The Guardian published an article today about the typhoon and the inability of richer governments to address climate change at a rate that will prevent these disasters.
“Each destructive typhoon season costs us 2% of our GDP, and the reconstruction costs a further 2%, which means we lose nearly 5% of our economy every year to storms. We have received no climate finance to adapt or to prepare ourselves for typhoons and other extreme weather we are now experiencing. We have not seen any money from the rich countries to help us to adapt … We cannot go on like this. It cannot be a way of life that we end up running always from storms,” he said. He later told the assembly: “Climate change negotiations cannot be based on the way we currently measure progress. It is a clear sign of planetary and economic and environmental dysfunction … The whole world, especially developing countries struggling to address poverty and achieve social and human development, confronts these same realities.”
More about the Filipino UN Delegate Hunger Strike, demanding larger steps towards addressing climate change.

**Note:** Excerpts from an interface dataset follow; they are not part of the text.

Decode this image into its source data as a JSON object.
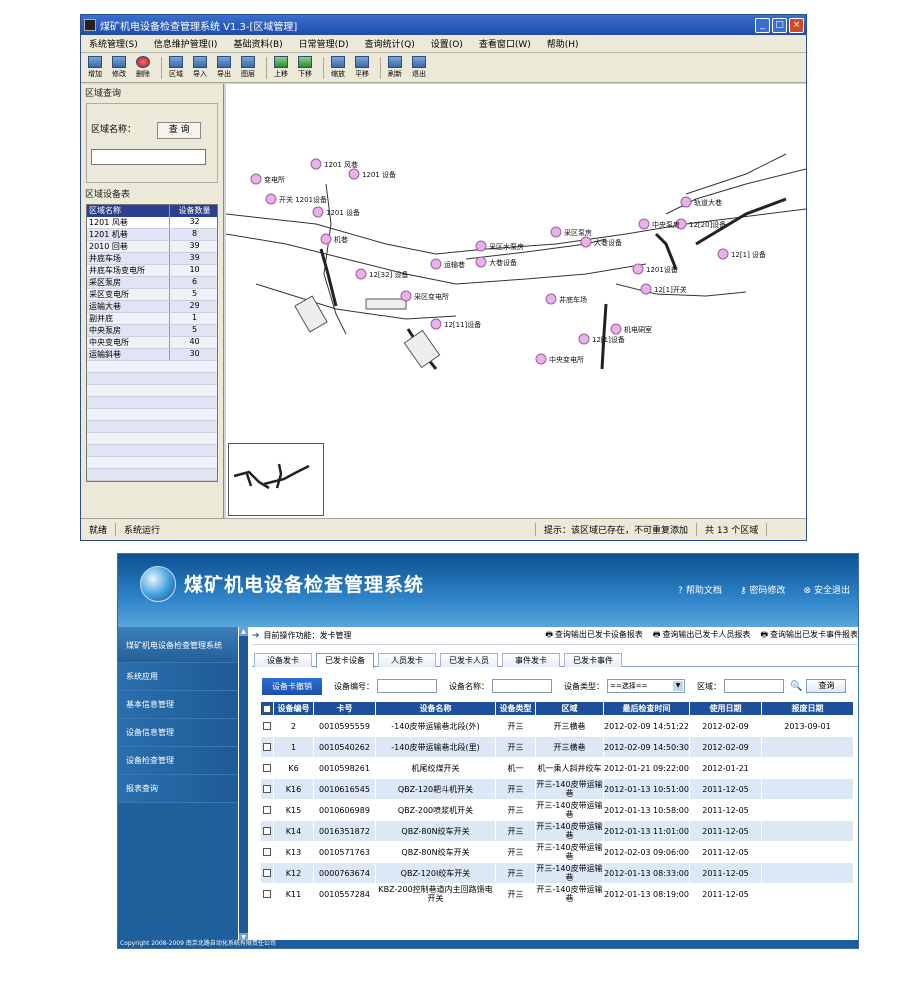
{
  "desktop": {
    "title": "煤矿机电设备检查管理系统 V1.3-[区域管理]",
    "menu": [
      "系统管理(S)",
      "信息维护管理(I)",
      "基础资料(B)",
      "日常管理(D)",
      "查询统计(Q)",
      "设置(O)",
      "查看窗口(W)",
      "帮助(H)"
    ],
    "toolbar": [
      "增加",
      "修改",
      "删除",
      "区域",
      "导入",
      "导出",
      "图层",
      "上移",
      "下移",
      "缩放",
      "平移",
      "刷新",
      "退出"
    ],
    "search_group_title": "区域查询",
    "search_label": "区域名称：",
    "search_button": "查 询",
    "list_group_title": "区域设备表",
    "list_headers": [
      "区域名称",
      "设备数量"
    ],
    "list_rows": [
      {
        "name": "1201 风巷",
        "count": "32"
      },
      {
        "name": "1201 机巷",
        "count": "8"
      },
      {
        "name": "2010 回巷",
        "count": "39"
      },
      {
        "name": "井底车场",
        "count": "39"
      },
      {
        "name": "井底车场变电所",
        "count": "10"
      },
      {
        "name": "采区泵房",
        "count": "6"
      },
      {
        "name": "采区变电所",
        "count": "5"
      },
      {
        "name": "运输大巷",
        "count": "29"
      },
      {
        "name": "副井底",
        "count": "1"
      },
      {
        "name": "中央泵房",
        "count": "5"
      },
      {
        "name": "中央变电所",
        "count": "40"
      },
      {
        "name": "运输斜巷",
        "count": "30"
      }
    ],
    "map_labels": [
      "1201 风巷",
      "1201 设备",
      "变电所",
      "开关 1201设备",
      "1201 设备",
      "机巷",
      "12[32] 设备",
      "运输巷",
      "大巷设备",
      "采区水泵房",
      "12[11]设备",
      "采区变电所",
      "大巷设备",
      "采区泵房",
      "中央泵房",
      "12[20]设备",
      "轨道大巷",
      "12[1] 设备",
      "机电硐室",
      "1201设备",
      "12[1]设备",
      "中央变电所",
      "12[1]开关",
      "井底车场"
    ],
    "status": [
      "就绪",
      "系统运行",
      "提示：该区域已存在，不可重复添加",
      "共 13 个区域"
    ]
  },
  "web": {
    "title": "煤矿机电设备检查管理系统",
    "top_links": [
      {
        "icon": "help-icon",
        "label": "帮助文档"
      },
      {
        "icon": "key-icon",
        "label": "密码修改"
      },
      {
        "icon": "exit-icon",
        "label": "安全退出"
      }
    ],
    "nav": [
      "煤矿机电设备检查管理系统",
      "系统应用",
      "基本信息管理",
      "设备信息管理",
      "设备检查管理",
      "报表查询"
    ],
    "crumb": "目前操作功能：发卡管理",
    "report_links": [
      "查询输出已发卡设备报表",
      "查询输出已发卡人员报表",
      "查询输出已发卡事件报表"
    ],
    "tabs": [
      "设备发卡",
      "已发卡设备",
      "人员发卡",
      "已发卡人员",
      "事件发卡",
      "已发卡事件"
    ],
    "active_tab": 1,
    "filters": {
      "revoke_button": "设备卡撤销",
      "code_label": "设备编号：",
      "name_label": "设备名称：",
      "type_label": "设备类型：",
      "type_value": "==选择==",
      "area_label": "区域：",
      "search_button": "查询"
    },
    "table": {
      "headers": [
        "设备编号",
        "卡号",
        "设备名称",
        "设备类型",
        "区域",
        "最后检查时间",
        "使用日期",
        "报废日期"
      ],
      "rows": [
        {
          "code": "2",
          "card": "0010595559",
          "name": "-140皮带运输巷北段(外)",
          "type": "开三",
          "area": "开三横巷",
          "last": "2012-02-09 14:51:22",
          "use": "2012-02-09",
          "scrap": "2013-09-01"
        },
        {
          "code": "1",
          "card": "0010540262",
          "name": "-140皮带运输巷北段(里)",
          "type": "开三",
          "area": "开三横巷",
          "last": "2012-02-09 14:50:30",
          "use": "2012-02-09",
          "scrap": ""
        },
        {
          "code": "K6",
          "card": "0010598261",
          "name": "机尾绞煤开关",
          "type": "机一",
          "area": "机一乘人斜井绞车",
          "last": "2012-01-21 09:22:00",
          "use": "2012-01-21",
          "scrap": ""
        },
        {
          "code": "K16",
          "card": "0010616545",
          "name": "QBZ-120耙斗机开关",
          "type": "开三",
          "area": "开三-140皮带运输巷",
          "last": "2012-01-13 10:51:00",
          "use": "2011-12-05",
          "scrap": ""
        },
        {
          "code": "K15",
          "card": "0010606989",
          "name": "QBZ-200喷浆机开关",
          "type": "开三",
          "area": "开三-140皮带运输巷",
          "last": "2012-01-13 10:58:00",
          "use": "2011-12-05",
          "scrap": ""
        },
        {
          "code": "K14",
          "card": "0016351872",
          "name": "QBZ-80N绞车开关",
          "type": "开三",
          "area": "开三-140皮带运输巷",
          "last": "2012-01-13 11:01:00",
          "use": "2011-12-05",
          "scrap": ""
        },
        {
          "code": "K13",
          "card": "0010571763",
          "name": "QBZ-80N绞车开关",
          "type": "开三",
          "area": "开三-140皮带运输巷",
          "last": "2012-02-03 09:06:00",
          "use": "2011-12-05",
          "scrap": ""
        },
        {
          "code": "K12",
          "card": "0000763674",
          "name": "QBZ-120I绞车开关",
          "type": "开三",
          "area": "开三-140皮带运输巷",
          "last": "2012-01-13 08:33:00",
          "use": "2011-12-05",
          "scrap": ""
        },
        {
          "code": "K11",
          "card": "0010557284",
          "name": "KBZ-200控制巷道内主回路馈电开关",
          "type": "开三",
          "area": "开三-140皮带运输巷",
          "last": "2012-01-13 08:19:00",
          "use": "2011-12-05",
          "scrap": ""
        }
      ]
    },
    "footer": "Copyright 2008-2009 南京北路自动化系统有限责任公司"
  }
}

The Filipino delegate said that he would keep this up until “a meaningful outcome is in sight”. This includes concrete pledges to fill up the coffers of the Green Climate Fund, as well as progress on a loss and damage mechanism, and “real ambition on climate action”.